Unable to read between the lines, Misao remains loyal long after they separate, hoping Fujisaki will change his mind, but being the good doctor he is, putting others first is his priority and if that means his own happiness is the pay off, then so be it. Eventually, Fujisaki has to come clean to his father when news of the break up becomes public, not to mention the increasing drop in the supply of their syphilis drug.
Junior nurse Rui Minegishi (Noriko Sengoku) is the first to notice the vanishing drugs and overhears the confession out of nosiness, though she has an ulterior motive having fallen in love with Fujisaki. Minegishi is an interesting character – rough around the edges and without any real ambition, she is currently pregnant, abandoned by the baby’s father and refused an abortion without the money for it.

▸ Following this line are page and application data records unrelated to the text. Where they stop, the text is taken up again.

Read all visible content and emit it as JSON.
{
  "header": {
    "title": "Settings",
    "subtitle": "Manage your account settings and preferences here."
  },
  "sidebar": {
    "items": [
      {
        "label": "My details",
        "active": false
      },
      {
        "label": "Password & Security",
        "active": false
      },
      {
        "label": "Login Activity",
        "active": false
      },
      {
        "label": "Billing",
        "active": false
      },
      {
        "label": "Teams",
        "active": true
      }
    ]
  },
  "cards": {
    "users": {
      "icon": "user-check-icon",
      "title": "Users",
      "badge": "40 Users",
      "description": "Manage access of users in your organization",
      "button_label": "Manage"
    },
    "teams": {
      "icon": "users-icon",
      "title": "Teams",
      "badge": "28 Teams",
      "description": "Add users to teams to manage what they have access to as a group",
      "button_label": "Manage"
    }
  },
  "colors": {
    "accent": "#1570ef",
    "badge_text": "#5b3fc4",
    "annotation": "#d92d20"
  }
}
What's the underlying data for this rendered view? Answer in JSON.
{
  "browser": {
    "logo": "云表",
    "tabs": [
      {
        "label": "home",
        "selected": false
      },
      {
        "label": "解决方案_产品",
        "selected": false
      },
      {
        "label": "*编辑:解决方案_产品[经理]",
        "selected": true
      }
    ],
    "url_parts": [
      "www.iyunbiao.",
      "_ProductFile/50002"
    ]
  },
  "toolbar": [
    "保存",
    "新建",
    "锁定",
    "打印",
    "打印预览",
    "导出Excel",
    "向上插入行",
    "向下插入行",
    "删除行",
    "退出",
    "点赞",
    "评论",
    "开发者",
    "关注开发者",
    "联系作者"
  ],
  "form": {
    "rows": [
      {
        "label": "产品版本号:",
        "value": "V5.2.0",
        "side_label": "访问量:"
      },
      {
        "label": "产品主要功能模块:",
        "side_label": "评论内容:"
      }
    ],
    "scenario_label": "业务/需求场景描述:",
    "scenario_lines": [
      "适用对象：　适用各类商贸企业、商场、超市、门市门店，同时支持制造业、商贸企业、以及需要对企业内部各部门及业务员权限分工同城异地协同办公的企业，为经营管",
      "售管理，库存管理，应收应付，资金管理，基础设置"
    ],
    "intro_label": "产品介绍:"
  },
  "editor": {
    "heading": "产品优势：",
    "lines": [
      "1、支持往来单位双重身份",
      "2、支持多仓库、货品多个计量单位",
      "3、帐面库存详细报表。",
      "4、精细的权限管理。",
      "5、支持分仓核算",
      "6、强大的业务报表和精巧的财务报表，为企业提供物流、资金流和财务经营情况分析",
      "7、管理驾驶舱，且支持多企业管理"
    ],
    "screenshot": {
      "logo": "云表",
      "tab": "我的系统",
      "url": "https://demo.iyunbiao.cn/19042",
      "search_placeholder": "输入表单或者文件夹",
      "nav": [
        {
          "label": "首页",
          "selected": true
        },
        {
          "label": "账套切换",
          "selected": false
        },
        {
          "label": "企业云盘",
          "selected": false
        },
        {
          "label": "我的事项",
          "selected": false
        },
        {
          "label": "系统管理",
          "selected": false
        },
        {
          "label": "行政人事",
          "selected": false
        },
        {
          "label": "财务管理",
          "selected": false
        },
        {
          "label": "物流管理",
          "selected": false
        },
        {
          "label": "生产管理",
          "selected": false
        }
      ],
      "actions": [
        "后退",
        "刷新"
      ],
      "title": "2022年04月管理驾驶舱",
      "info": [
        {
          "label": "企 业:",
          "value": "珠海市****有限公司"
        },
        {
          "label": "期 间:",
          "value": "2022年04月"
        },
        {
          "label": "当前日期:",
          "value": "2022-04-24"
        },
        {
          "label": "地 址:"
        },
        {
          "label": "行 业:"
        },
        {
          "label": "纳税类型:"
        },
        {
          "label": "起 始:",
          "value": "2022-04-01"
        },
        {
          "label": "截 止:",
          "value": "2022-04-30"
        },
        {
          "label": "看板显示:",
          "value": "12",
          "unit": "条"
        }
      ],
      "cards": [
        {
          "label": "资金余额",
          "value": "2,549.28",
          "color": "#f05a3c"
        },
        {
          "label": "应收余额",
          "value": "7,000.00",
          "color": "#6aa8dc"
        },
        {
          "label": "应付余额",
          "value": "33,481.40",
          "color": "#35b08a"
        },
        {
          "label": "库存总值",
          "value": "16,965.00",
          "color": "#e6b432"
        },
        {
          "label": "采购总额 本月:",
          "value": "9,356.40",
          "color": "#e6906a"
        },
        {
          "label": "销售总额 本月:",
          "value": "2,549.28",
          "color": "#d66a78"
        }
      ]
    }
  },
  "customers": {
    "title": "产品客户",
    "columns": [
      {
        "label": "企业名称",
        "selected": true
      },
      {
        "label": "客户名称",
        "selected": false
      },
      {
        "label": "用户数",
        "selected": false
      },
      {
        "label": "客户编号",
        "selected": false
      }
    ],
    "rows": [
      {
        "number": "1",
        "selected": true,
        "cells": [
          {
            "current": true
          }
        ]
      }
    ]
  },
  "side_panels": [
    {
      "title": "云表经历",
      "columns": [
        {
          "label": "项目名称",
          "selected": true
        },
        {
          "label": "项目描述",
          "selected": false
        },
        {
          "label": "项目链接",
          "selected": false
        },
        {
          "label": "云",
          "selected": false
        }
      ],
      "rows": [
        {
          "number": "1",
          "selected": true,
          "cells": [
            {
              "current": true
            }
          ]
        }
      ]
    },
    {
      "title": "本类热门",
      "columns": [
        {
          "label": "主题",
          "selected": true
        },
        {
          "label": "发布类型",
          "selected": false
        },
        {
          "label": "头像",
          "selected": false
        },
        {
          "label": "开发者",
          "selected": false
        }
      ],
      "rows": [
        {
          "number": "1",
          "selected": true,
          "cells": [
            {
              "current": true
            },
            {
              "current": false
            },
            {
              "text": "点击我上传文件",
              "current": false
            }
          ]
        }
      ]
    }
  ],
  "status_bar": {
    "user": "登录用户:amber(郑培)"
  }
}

She also tried suicide but was stopped by Fujisaki, but Minegishi is determined to get rid of the baby so she can get on with her life. Crushed by the pressures of his sacrifices, Fujisaki eventually snaps, lambasting Minegishi for her selfish attitude, pointing out how much she has going for her and the life she could have if she applied herself. It works, and her turnaround is one of the high points of the film going forward.
Yet, Minegishi is not the most selfish person by far in this tale – Nakada has her beaten hands down, and the film’s second half revolves around the trail of destruction his denial of his condition has not just on his own family but others too. If you are thinking, it’s okay cos Mifune is a tough dude who will sort him out then here is the shock I alluded to earlier – this isn’t the Mifune you are used to seeing.
Fujisaki is a thoughtful, caring, earnest man, driven by his softer emotions like empathy, responsibility, and duty than rage and masculinity. He doesn’t use his fists, rarely raises his voice and more often than not, breaks down to cry than breaks bones. In his second leading role, we see a more sensitive and gentle Mifune, offering a greater insight into his range than his samurai legacy barely touches.
In the scene where he confesses to Minegishi the real reason his condition hurts him, it is almost tragic and engenders sympathy and not mockery. Mifune may dominate the screen time, but even in a reduced role, Takashi Shimura plays off Mifune well as his father, as does Noriko Sengoku, who takes Minegishi from a pantomime villain to a well-rounded and adjusted female sidekick.
Kurosawa follows the long take, two people per scene set-up of the stage play but doesn’t allow himself to be limited by this, using the camera and robust performances to create the cinematic drama. The Silent Duel might be a “lesser” entry in his oeuvre but has more to say that it lets on, whilst sensitive Mifune needs to be seen.